= AIM OF THE TASK =
Look for the word "this" in the entries below, then copy every line that has it.

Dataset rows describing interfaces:
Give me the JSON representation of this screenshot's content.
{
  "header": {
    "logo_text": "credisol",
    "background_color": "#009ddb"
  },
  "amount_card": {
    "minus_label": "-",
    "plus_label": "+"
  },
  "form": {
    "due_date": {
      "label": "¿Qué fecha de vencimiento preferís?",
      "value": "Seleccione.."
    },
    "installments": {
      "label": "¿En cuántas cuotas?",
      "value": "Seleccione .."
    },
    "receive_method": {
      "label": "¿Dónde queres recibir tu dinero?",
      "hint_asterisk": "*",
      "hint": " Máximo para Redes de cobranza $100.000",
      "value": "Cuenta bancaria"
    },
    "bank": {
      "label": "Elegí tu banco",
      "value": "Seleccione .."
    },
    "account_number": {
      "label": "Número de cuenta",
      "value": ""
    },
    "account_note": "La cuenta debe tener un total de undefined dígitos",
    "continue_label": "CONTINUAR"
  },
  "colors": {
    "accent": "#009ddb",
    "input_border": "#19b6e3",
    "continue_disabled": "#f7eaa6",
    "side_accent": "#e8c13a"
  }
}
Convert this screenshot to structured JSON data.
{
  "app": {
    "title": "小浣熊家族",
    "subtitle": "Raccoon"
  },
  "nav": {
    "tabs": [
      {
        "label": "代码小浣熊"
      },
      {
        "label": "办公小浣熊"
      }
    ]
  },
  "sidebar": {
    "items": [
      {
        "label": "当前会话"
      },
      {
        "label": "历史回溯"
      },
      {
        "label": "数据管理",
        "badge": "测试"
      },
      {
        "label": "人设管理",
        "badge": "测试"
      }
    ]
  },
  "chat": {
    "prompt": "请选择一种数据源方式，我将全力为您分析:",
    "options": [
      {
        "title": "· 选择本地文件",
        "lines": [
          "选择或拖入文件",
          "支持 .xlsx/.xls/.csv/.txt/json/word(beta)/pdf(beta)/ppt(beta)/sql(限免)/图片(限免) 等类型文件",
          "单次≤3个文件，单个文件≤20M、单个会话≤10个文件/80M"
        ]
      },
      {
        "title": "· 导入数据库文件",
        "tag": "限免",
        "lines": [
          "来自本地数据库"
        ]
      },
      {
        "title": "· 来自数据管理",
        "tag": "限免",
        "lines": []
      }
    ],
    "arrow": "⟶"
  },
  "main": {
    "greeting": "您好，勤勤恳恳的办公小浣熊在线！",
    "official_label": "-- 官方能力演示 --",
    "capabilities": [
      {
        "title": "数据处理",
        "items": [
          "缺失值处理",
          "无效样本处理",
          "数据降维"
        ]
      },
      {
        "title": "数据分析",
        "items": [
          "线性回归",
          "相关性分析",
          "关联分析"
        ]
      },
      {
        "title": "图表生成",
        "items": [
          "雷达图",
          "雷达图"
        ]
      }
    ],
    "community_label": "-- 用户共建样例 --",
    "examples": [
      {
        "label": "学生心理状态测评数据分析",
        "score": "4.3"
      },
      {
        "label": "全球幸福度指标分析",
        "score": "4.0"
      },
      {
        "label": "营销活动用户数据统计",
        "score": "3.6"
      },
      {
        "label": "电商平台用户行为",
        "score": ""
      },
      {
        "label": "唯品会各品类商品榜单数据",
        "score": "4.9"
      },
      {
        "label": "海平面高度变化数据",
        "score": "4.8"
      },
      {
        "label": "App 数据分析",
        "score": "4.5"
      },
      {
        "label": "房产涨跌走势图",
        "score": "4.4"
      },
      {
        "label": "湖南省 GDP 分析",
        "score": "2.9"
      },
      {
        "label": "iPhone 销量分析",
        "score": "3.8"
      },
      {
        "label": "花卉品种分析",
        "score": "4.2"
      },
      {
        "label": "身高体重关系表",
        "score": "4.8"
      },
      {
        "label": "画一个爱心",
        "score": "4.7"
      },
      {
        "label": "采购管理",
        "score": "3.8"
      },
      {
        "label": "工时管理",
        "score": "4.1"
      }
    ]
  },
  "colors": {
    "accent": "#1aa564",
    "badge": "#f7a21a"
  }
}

= EXERCISE ANSWER =
Give me the JSON representation of this screenshot's content.
Convert this screenshot to structured JSON data.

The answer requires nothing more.